Megalodon jaws Shark Attack 3: Megalodon

When the writers of the movie “Shark Attack 3: Megalodon” decided they needed a book on sharks to set the stage for their newest b-flick, they didn’t make up a phoney professor and write the necessary lines on their own. Instead, they used a very real book written by a very real Manhattan based marine conservationists – and slipped in fake pages to make it sound as though the writer of this 1991 bestseller believes that C. megalodon is still around. Unsurprisingly, this didn’t sit well with shark expert Richard Ellis who disliked seeing an adulterated version of his book “Great White Shark” turning up on the big screen. Ellis is now suing the film’s distributor Lions Gate Entertainment, asking for a halt to the film’s distribution along with $150,000 in damages.

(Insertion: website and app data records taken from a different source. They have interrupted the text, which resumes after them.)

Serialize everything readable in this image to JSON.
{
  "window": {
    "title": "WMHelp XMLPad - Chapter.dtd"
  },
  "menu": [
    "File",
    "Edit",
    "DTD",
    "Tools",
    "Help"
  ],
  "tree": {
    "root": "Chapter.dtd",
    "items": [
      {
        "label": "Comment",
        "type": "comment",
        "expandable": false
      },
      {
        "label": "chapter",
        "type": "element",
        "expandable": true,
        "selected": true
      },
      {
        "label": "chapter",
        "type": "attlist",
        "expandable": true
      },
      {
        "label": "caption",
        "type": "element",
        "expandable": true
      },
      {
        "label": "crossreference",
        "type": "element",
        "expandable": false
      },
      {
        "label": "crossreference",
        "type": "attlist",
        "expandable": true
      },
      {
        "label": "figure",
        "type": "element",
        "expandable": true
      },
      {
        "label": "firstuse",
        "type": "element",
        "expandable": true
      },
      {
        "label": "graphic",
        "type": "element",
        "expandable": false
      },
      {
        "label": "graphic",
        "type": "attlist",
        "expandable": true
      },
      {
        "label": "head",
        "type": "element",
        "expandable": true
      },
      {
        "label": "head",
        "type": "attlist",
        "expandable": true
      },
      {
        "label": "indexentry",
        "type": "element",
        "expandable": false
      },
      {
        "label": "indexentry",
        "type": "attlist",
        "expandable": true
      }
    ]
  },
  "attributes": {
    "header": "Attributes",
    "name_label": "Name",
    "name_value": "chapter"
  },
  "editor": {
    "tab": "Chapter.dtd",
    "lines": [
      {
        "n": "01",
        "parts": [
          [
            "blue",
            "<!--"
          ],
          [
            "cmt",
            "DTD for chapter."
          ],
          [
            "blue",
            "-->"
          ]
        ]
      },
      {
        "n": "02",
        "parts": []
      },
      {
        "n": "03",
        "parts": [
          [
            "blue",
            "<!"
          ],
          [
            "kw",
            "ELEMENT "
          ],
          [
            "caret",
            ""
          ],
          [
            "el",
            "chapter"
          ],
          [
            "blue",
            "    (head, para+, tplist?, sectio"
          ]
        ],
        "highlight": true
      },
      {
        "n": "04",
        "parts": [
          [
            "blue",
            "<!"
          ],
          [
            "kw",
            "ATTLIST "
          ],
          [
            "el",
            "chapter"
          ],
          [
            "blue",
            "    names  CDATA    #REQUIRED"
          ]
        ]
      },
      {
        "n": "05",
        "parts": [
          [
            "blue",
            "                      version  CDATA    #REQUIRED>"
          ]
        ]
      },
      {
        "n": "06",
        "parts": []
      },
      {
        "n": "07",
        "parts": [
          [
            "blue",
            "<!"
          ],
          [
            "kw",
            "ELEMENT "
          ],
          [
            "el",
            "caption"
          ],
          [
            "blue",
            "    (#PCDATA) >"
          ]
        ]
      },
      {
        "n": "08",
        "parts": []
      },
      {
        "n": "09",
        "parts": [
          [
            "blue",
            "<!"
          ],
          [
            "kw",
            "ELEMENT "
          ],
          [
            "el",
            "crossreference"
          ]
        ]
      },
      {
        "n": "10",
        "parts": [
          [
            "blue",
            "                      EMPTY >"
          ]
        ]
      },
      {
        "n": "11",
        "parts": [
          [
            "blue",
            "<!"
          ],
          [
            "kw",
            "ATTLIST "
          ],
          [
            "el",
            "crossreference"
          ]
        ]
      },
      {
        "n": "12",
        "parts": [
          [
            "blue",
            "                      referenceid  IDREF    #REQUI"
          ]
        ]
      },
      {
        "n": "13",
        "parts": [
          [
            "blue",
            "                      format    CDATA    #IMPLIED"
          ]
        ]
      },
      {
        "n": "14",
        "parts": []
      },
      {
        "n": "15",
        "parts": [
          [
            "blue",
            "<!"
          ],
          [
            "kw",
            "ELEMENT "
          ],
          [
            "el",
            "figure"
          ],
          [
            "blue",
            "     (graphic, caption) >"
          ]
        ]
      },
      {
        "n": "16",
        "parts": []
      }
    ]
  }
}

Who is C. megalodon?
Megalodon was an enormous shark that died out long ago. The oldest known remains of this species are about 18 million years of age and the shark is believed to have gone extinct in the Pleistocene epoch, probably about 1.5 million years ago. It is the largest carnivorous fish known to science. The maximum size of this prehistoric shark is a controversial subject, but most experts agree that it could reach a length of at least 18 metres (59 feet) and weigh at least 70 metric tons.

Kingdom: Animalia
Phylum: Chordata
Subphylum: Vertebrata
Class: Chondrichthyes
Subclass: Elasmobranchii
Order: Lamniformes
Family: Disputed; either Lamnidae or Otodontidae
Genus: Disputed; either Carcharocles or Carcharodon
Species: C. megalodon